TASK TO COMPLETE
Pull every line that includes the word "replies" out of the data below and copy it.

Entries from a dataset of interfaces
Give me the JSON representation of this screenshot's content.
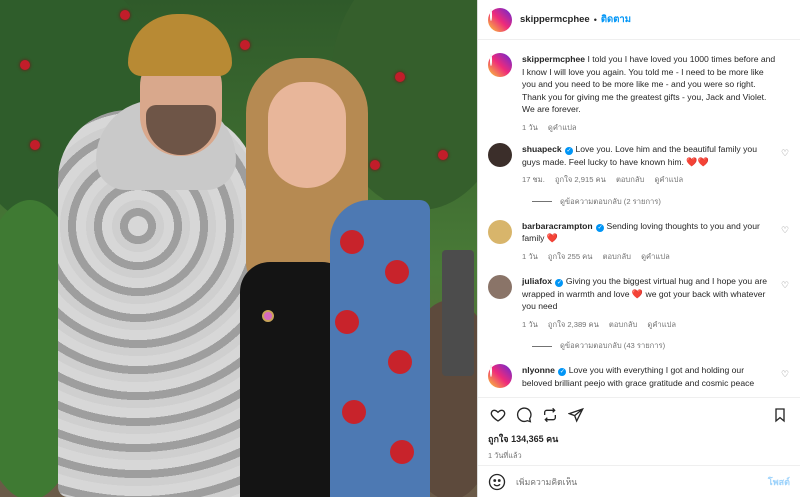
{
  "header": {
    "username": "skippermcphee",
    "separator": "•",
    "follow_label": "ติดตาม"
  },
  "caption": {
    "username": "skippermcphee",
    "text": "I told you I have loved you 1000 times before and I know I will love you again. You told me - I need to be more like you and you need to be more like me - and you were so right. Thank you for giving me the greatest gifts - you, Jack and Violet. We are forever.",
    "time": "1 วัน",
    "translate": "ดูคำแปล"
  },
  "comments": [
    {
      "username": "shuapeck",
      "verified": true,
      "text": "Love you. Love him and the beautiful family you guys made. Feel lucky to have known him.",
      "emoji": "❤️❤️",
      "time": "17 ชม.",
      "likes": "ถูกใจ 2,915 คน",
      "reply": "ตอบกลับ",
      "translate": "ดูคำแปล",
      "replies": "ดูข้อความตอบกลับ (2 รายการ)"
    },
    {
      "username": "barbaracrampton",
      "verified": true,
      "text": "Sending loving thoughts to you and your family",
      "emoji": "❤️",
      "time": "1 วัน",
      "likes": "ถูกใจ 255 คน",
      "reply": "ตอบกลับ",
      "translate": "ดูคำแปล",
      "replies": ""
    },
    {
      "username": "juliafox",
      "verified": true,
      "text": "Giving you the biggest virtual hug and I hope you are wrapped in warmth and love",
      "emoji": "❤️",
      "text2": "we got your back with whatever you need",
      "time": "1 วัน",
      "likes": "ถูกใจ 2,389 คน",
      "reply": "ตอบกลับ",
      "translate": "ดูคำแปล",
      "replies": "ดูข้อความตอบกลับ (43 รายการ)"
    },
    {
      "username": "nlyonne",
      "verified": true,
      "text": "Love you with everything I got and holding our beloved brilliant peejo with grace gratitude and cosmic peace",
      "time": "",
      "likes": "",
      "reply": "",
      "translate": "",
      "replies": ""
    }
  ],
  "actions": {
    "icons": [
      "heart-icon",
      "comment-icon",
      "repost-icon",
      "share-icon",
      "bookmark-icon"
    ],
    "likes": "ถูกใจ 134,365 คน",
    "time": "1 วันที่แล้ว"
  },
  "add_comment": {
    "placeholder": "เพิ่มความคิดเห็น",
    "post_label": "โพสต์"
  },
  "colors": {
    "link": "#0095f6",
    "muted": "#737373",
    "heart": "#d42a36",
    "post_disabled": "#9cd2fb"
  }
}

YOUR SOLUTION
      "replies": "ดูข้อความตอบกลับ (2 รายการ)"
      "replies": ""
      "replies": "ดูข้อความตอบกลับ (43 รายการ)"
      "replies": ""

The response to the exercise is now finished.